4. Glaucoma gets worse
Glaucoma is a disease where the optic nerve is damaged. Gradually, more and more patches of a person’s field of vision vanish, ultimately leading to blindness. In most cases, glaucoma treatment involves lowering intraocular pressure. Frequent eye rubbing can compromise the treatment and cause spikes in eye pressure, speeding up the progression of glaucoma.
5. Red and watery eyes
Do people often tell you that your eyes look red and tired? Rubbing can lead the tiny capillaries in the eyes to break and rupture, which gives that familiar bloodshot appearance to the eyes.
6. Increased risk of eye infection
At this point, we’re all keenly aware that our hands need frequent washing and that germs are around us. So, why do we still think that it’s okay to rub our eyes with those dirty hands throughout the day? Realistically, it’s not, and each time you do so, you are potentially exposing the eyes to germs. Bacteria and viruses can enter the bloodstream through the eyes, and chronic eye rubbing is linked to an increased risk of pink eye and conjunctivitis.
Here’s some good news to keep in mind. While rubbing the eyes is harmful, wearing swimming goggles and light tugging on the eyelid, such as when you put on contacts or apply eye makeup, causes no negative health effects. Likewise, a light patting or dabbing motion when you apply skincare products around the eye area will not cause harm.
Why Do Eyes Get Itchy?
From dry eye disease to allergies, your eyes may get itchy for a variety of reasons. If the itchiness causes you to rub your eyes frequently, schedule an appointment with your physician to address the issue. A doctor can prescribe topical steroid drops, antihistamines, or hydrating drops to reduce itchiness.
Teach Yourself to Stop Rubbing Your Eyes
In many cases, rubbing your eyes is just a harmful habit. Although it may take some time to break the habit, most negative effects of chronic eye rubbing are reversible, so you’ll be sure to notice a positive difference quickly.
Here are several useful tips that can teach you to stop rubbing your eyes:
- Apply a cool compress by folding a damp clean cloth over your eyes when you get the urge to rub itchy eyes.
- If you wear contacts, switch back to your glasses for a few weeks. The glasses will help you be more mindful of how often you feel the need to rub your eyes and give you the opportunity to prevent it.
- When you wash your eyes, avoid using sponges or washcloths. Instead, gently massage the cleanser with your fingers and rinse well.
- If your eyes feel swollen or irritated, use a face roller or eye patches to calm your eyelid skin and reduce puffiness.
- Whenever you feel like something got stuck in your eyes, flush it out using artificial tear drops or an eye wash solution instead of rubbing the eye.

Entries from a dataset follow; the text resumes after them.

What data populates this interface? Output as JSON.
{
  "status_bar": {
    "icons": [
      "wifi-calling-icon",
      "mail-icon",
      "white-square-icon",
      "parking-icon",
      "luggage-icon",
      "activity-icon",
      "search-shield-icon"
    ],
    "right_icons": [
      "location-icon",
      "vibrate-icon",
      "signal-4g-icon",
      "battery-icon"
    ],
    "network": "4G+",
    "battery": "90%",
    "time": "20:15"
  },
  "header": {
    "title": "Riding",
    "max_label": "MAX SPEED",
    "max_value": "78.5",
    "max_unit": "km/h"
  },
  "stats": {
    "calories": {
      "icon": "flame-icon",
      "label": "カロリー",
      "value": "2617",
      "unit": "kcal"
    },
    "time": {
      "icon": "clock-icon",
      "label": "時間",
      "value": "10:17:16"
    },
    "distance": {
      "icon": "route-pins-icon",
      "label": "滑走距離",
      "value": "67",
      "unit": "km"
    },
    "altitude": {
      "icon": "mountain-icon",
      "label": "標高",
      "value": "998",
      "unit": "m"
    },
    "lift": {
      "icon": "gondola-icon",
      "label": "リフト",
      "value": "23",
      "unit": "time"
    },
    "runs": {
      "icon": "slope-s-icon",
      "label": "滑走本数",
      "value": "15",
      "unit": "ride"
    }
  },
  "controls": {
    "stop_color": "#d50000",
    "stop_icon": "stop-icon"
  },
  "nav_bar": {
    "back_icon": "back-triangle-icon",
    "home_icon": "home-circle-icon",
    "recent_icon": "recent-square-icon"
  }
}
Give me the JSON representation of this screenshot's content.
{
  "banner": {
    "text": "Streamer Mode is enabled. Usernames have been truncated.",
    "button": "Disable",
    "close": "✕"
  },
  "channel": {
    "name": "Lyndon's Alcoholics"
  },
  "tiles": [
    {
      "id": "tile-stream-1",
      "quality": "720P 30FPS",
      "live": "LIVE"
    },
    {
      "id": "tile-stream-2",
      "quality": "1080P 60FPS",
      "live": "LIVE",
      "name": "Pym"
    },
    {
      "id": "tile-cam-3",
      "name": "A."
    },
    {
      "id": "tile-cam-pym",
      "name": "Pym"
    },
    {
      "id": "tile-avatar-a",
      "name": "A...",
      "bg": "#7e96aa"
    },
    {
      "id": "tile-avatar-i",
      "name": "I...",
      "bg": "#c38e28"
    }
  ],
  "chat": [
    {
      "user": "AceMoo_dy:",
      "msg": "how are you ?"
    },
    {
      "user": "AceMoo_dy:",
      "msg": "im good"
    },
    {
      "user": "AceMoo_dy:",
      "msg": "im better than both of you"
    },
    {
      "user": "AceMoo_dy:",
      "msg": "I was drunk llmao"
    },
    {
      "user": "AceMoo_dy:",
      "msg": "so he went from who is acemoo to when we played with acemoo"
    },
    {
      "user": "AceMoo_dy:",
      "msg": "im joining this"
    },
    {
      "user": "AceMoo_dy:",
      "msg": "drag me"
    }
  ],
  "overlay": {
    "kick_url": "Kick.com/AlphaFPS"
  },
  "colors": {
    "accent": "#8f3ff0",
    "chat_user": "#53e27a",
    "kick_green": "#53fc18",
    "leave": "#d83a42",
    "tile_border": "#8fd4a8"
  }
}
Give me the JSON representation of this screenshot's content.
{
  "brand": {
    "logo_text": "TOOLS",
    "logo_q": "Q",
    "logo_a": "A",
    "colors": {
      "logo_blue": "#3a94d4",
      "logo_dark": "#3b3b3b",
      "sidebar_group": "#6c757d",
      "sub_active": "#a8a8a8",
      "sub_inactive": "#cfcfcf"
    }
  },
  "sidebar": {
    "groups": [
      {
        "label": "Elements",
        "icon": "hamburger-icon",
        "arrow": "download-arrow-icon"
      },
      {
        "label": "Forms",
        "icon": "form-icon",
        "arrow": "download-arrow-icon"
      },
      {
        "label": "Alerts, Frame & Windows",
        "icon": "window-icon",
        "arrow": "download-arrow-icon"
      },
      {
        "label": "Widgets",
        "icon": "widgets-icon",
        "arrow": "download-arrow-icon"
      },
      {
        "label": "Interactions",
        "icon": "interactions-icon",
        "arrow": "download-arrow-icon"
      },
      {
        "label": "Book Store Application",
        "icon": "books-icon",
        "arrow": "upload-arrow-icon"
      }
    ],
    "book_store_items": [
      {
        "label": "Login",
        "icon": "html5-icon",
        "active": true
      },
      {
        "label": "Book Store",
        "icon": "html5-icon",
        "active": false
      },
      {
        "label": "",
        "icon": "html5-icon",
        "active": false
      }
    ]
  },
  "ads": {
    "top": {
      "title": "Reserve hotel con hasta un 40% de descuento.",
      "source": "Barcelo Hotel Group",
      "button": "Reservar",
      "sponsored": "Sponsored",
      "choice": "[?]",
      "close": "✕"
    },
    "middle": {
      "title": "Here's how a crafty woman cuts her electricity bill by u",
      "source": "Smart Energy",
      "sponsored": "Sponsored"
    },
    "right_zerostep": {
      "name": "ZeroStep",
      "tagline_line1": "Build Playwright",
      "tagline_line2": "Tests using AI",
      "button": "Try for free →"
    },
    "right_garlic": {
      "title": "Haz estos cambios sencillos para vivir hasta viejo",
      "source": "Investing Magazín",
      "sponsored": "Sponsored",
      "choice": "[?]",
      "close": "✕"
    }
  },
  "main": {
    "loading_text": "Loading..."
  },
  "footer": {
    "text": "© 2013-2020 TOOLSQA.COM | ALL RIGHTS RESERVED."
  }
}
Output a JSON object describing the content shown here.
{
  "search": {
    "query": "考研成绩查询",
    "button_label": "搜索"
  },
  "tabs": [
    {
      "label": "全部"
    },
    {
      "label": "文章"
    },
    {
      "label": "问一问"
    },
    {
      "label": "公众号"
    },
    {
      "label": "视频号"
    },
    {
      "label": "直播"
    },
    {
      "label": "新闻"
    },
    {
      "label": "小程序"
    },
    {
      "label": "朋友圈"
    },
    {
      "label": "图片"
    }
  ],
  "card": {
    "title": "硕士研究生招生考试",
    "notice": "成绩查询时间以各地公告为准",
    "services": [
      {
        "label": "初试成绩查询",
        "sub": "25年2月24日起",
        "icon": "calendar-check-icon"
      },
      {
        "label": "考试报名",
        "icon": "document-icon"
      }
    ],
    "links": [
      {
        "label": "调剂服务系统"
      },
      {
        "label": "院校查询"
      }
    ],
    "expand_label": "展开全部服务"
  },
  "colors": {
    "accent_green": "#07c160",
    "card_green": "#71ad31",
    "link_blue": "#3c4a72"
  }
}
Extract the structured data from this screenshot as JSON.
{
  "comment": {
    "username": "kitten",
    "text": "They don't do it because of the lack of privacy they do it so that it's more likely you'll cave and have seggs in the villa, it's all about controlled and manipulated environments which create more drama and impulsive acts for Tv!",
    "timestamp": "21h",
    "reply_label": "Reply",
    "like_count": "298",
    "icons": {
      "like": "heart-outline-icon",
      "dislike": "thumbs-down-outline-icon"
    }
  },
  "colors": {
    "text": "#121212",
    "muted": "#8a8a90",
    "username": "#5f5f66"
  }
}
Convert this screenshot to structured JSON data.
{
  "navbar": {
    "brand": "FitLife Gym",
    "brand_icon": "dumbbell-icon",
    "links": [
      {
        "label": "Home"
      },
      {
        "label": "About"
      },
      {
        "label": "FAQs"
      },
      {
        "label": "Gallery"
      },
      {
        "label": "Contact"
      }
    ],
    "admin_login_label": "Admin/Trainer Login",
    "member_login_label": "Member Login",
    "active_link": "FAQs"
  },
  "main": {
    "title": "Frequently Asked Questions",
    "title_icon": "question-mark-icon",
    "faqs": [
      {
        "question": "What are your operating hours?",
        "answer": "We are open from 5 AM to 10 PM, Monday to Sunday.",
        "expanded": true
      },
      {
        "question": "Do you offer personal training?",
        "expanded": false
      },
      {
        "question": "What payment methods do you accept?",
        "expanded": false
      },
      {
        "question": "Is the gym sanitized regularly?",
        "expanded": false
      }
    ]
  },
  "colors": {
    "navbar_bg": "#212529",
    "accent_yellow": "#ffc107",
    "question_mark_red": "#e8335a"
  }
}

- Treat the underlying cause of itchy eyes, be it allergies or dry eye disease.
- Wear sunglasses or protective eyewear when you’re outside or engaged in activities like sports or repair work.
H/T: Huffington Post, Summiteyekc.com